# Material shown:
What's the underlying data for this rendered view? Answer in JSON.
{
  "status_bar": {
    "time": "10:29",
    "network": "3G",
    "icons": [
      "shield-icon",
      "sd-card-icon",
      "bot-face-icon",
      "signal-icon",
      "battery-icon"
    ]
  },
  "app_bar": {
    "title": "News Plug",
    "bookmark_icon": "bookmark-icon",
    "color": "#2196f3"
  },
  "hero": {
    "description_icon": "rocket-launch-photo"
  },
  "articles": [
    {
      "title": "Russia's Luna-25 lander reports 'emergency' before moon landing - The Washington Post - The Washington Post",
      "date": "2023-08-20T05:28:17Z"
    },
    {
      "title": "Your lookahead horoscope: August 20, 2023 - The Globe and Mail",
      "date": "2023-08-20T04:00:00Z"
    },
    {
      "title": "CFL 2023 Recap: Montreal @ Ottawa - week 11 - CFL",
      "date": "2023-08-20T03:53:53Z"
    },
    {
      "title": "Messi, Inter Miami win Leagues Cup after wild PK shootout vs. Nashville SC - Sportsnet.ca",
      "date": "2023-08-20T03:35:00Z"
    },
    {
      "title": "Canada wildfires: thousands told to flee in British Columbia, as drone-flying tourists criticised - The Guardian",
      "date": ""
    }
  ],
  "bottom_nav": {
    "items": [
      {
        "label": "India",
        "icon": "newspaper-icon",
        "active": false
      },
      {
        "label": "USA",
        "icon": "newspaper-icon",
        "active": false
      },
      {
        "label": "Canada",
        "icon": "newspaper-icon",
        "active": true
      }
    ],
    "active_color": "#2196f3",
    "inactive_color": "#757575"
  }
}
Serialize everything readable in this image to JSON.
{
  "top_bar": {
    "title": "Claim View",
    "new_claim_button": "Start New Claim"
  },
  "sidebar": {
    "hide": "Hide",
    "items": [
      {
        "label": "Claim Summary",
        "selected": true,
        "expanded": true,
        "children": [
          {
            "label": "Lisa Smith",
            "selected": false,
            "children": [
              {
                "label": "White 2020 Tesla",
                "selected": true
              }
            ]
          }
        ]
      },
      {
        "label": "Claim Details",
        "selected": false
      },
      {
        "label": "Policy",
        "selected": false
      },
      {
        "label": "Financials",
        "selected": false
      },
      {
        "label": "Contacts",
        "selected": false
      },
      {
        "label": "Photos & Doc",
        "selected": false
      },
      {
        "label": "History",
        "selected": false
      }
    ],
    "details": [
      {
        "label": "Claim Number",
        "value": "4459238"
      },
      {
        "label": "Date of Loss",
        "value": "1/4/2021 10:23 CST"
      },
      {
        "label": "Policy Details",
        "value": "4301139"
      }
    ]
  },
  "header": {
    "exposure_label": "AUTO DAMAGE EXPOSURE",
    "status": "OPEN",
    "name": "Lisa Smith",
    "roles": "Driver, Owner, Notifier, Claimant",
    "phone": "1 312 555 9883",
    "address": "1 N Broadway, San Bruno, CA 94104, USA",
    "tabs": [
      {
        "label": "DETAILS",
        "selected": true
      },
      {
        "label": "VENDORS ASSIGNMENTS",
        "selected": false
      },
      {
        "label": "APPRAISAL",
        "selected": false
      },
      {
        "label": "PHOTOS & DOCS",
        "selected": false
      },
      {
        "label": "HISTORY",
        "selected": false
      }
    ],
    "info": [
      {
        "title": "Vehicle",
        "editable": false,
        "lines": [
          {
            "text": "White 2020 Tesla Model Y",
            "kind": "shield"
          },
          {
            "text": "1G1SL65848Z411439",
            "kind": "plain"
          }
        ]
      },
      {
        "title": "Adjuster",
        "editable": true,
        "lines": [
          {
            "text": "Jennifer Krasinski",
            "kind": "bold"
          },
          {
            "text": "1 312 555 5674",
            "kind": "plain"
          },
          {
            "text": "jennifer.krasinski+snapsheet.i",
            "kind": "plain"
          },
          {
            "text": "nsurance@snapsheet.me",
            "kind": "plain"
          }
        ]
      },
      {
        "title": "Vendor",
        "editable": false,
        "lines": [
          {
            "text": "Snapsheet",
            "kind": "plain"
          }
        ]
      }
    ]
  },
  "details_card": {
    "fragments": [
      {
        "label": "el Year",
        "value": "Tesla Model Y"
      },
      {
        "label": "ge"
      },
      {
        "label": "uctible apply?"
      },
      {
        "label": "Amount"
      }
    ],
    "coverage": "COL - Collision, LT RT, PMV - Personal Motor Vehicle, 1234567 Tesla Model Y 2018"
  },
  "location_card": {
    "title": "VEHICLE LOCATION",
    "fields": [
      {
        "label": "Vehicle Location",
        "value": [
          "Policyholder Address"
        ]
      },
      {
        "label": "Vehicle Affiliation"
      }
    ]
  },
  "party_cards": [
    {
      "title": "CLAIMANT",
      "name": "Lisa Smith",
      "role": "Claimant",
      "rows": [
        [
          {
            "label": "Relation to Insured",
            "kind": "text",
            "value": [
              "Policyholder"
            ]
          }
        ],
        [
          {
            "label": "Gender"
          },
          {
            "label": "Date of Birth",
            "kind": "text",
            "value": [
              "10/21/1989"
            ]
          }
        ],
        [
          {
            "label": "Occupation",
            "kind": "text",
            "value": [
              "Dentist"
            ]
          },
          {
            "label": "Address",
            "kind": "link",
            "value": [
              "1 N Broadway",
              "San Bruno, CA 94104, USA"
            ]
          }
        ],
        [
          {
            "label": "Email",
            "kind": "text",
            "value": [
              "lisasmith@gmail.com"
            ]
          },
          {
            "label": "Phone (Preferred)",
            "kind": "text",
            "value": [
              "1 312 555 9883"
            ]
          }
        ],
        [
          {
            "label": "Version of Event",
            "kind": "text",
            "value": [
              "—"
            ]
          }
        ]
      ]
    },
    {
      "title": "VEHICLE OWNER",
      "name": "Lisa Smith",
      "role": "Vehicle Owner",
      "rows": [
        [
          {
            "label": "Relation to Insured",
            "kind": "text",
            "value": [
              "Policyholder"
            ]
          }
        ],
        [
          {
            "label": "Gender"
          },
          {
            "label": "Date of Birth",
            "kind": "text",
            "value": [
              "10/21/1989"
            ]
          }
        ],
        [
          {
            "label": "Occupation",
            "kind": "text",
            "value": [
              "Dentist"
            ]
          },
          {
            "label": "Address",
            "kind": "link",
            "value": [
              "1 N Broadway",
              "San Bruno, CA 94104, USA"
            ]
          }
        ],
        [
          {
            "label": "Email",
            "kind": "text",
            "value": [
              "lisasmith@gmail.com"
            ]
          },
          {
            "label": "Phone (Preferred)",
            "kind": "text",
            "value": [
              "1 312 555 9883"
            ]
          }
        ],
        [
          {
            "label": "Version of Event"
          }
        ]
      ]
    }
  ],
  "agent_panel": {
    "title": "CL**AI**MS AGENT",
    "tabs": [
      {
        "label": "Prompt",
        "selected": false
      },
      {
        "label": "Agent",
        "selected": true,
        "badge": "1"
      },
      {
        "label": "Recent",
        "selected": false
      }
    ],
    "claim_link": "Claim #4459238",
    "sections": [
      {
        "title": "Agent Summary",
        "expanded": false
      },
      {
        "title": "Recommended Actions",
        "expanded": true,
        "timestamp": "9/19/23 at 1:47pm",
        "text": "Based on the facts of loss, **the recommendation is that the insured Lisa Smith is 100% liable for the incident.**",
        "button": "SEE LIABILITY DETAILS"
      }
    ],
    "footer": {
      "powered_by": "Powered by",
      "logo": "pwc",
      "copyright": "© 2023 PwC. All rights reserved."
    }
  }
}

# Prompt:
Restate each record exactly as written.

# Exercise solution:
What's the underlying data for this rendered view? Answer in JSON.
{
  "status_bar": {
    "time": "10:29",
    "network": "3G",
    "icons": [
      "shield-icon",
      "sd-card-icon",
      "bot-face-icon",
      "signal-icon",
      "battery-icon"
    ]
  },
  "app_bar": {
    "title": "News Plug",
    "bookmark_icon": "bookmark-icon",
    "color": "#2196f3"
  },
  "hero": {
    "description_icon": "rocket-launch-photo"
  },
  "articles": [
    {
      "title": "Russia's Luna-25 lander reports 'emergency' before moon landing - The Washington Post - The Washington Post",
      "date": "2023-08-20T05:28:17Z"
    },
    {
      "title": "Your lookahead horoscope: August 20, 2023 - The Globe and Mail",
      "date": "2023-08-20T04:00:00Z"
    },
    {
      "title": "CFL 2023 Recap: Montreal @ Ottawa - week 11 - CFL",
      "date": "2023-08-20T03:53:53Z"
    },
    {
      "title": "Messi, Inter Miami win Leagues Cup after wild PK shootout vs. Nashville SC - Sportsnet.ca",
      "date": "2023-08-20T03:35:00Z"
    },
    {
      "title": "Canada wildfires: thousands told to flee in British Columbia, as drone-flying tourists criticised - The Guardian",
      "date": ""
    }
  ],
  "bottom_nav": {
    "items": [
      {
        "label": "India",
        "icon": "newspaper-icon",
        "active": false
      },
      {
        "label": "USA",
        "icon": "newspaper-icon",
        "active": false
      },
      {
        "label": "Canada",
        "icon": "newspaper-icon",
        "active": true
      }
    ],
    "active_color": "#2196f3",
    "inactive_color": "#757575"
  }
}
Serialize everything readable in this image to JSON.
{
  "top_bar": {
    "title": "Claim View",
    "new_claim_button": "Start New Claim"
  },
  "sidebar": {
    "hide": "Hide",
    "items": [
      {
        "label": "Claim Summary",
        "selected": true,
        "expanded": true,
        "children": [
          {
            "label": "Lisa Smith",
            "selected": false,
            "children": [
              {
                "label": "White 2020 Tesla",
                "selected": true
              }
            ]
          }
        ]
      },
      {
        "label": "Claim Details",
        "selected": false
      },
      {
        "label": "Policy",
        "selected": false
      },
      {
        "label": "Financials",
        "selected": false
      },
      {
        "label": "Contacts",
        "selected": false
      },
      {
        "label": "Photos & Doc",
        "selected": false
      },
      {
        "label": "History",
        "selected": false
      }
    ],
    "details": [
      {
        "label": "Claim Number",
        "value": "4459238"
      },
      {
        "label": "Date of Loss",
        "value": "1/4/2021 10:23 CST"
      },
      {
        "label": "Policy Details",
        "value": "4301139"
      }
    ]
  },
  "header": {
    "exposure_label": "AUTO DAMAGE EXPOSURE",
    "status": "OPEN",
    "name": "Lisa Smith",
    "roles": "Driver, Owner, Notifier, Claimant",
    "phone": "1 312 555 9883",
    "address": "1 N Broadway, San Bruno, CA 94104, USA",
    "tabs": [
      {
        "label": "DETAILS",
        "selected": true
      },
      {
        "label": "VENDORS ASSIGNMENTS",
        "selected": false
      },
      {
        "label": "APPRAISAL",
        "selected": false
      },
      {
        "label": "PHOTOS & DOCS",
        "selected": false
      },
      {
        "label": "HISTORY",
        "selected": false
      }
    ],
    "info": [
      {
        "title": "Vehicle",
        "editable": false,
        "lines": [
          {
            "text": "White 2020 Tesla Model Y",
            "kind": "shield"
          },
          {
            "text": "1G1SL65848Z411439",
            "kind": "plain"
          }
        ]
      },
      {
        "title": "Adjuster",
        "editable": true,
        "lines": [
          {
            "text": "Jennifer Krasinski",
            "kind": "bold"
          },
          {
            "text": "1 312 555 5674",
            "kind": "plain"
          },
          {
            "text": "jennifer.krasinski+snapsheet.i",
            "kind": "plain"
          },
          {
            "text": "nsurance@snapsheet.me",
            "kind": "plain"
          }
        ]
      },
      {
        "title": "Vendor",
        "editable": false,
        "lines": [
          {
            "text": "Snapsheet",
            "kind": "plain"
          }
        ]
      }
    ]
  },
  "details_card": {
    "fragments": [
      {
        "label": "el Year",
        "value": "Tesla Model Y"
      },
      {
        "label": "ge"
      },
      {
        "label": "uctible apply?"
      },
      {
        "label": "Amount"
      }
    ],
    "coverage": "COL - Collision, LT RT, PMV - Personal Motor Vehicle, 1234567 Tesla Model Y 2018"
  },
  "location_card": {
    "title": "VEHICLE LOCATION",
    "fields": [
      {
        "label": "Vehicle Location",
        "value": [
          "Policyholder Address"
        ]
      },
      {
        "label": "Vehicle Affiliation"
      }
    ]
  },
  "party_cards": [
    {
      "title": "CLAIMANT",
      "name": "Lisa Smith",
      "role": "Claimant",
      "rows": [
        [
          {
            "label": "Relation to Insured",
            "kind": "text",
            "value": [
              "Policyholder"
            ]
          }
        ],
        [
          {
            "label": "Gender"
          },
          {
            "label": "Date of Birth",
            "kind": "text",
            "value": [
              "10/21/1989"
            ]
          }
        ],
        [
          {
            "label": "Occupation",
            "kind": "text",
            "value": [
              "Dentist"
            ]
          },
          {
            "label": "Address",
            "kind": "link",
            "value": [
              "1 N Broadway",
              "San Bruno, CA 94104, USA"
            ]
          }
        ],
        [
          {
            "label": "Email",
            "kind": "text",
            "value": [
              "lisasmith@gmail.com"
            ]
          },
          {
            "label": "Phone (Preferred)",
            "kind": "text",
            "value": [
              "1 312 555 9883"
            ]
          }
        ],
        [
          {
            "label": "Version of Event",
            "kind": "text",
            "value": [
              "—"
            ]
          }
        ]
      ]
    },
    {
      "title": "VEHICLE OWNER",
      "name": "Lisa Smith",
      "role": "Vehicle Owner",
      "rows": [
        [
          {
            "label": "Relation to Insured",
            "kind": "text",
            "value": [
              "Policyholder"
            ]
          }
        ],
        [
          {
            "label": "Gender"
          },
          {
            "label": "Date of Birth",
            "kind": "text",
            "value": [
              "10/21/1989"
            ]
          }
        ],
        [
          {
            "label": "Occupation",
            "kind": "text",
            "value": [
              "Dentist"
            ]
          },
          {
            "label": "Address",
            "kind": "link",
            "value": [
              "1 N Broadway",
              "San Bruno, CA 94104, USA"
            ]
          }
        ],
        [
          {
            "label": "Email",
            "kind": "text",
            "value": [
              "lisasmith@gmail.com"
            ]
          },
          {
            "label": "Phone (Preferred)",
            "kind": "text",
            "value": [
              "1 312 555 9883"
            ]
          }
        ],
        [
          {
            "label": "Version of Event"
          }
        ]
      ]
    }
  ],
  "agent_panel": {
    "title": "CL**AI**MS AGENT",
    "tabs": [
      {
        "label": "Prompt",
        "selected": false
      },
      {
        "label": "Agent",
        "selected": true,
        "badge": "1"
      },
      {
        "label": "Recent",
        "selected": false
      }
    ],
    "claim_link": "Claim #4459238",
    "sections": [
      {
        "title": "Agent Summary",
        "expanded": false
      },
      {
        "title": "Recommended Actions",
        "expanded": true,
        "timestamp": "9/19/23 at 1:47pm",
        "text": "Based on the facts of loss, **the recommendation is that the insured Lisa Smith is 100% liable for the incident.**",
        "button": "SEE LIABILITY DETAILS"
      }
    ],
    "footer": {
      "powered_by": "Powered by",
      "logo": "pwc",
      "copyright": "© 2023 PwC. All rights reserved."
    }
  }
}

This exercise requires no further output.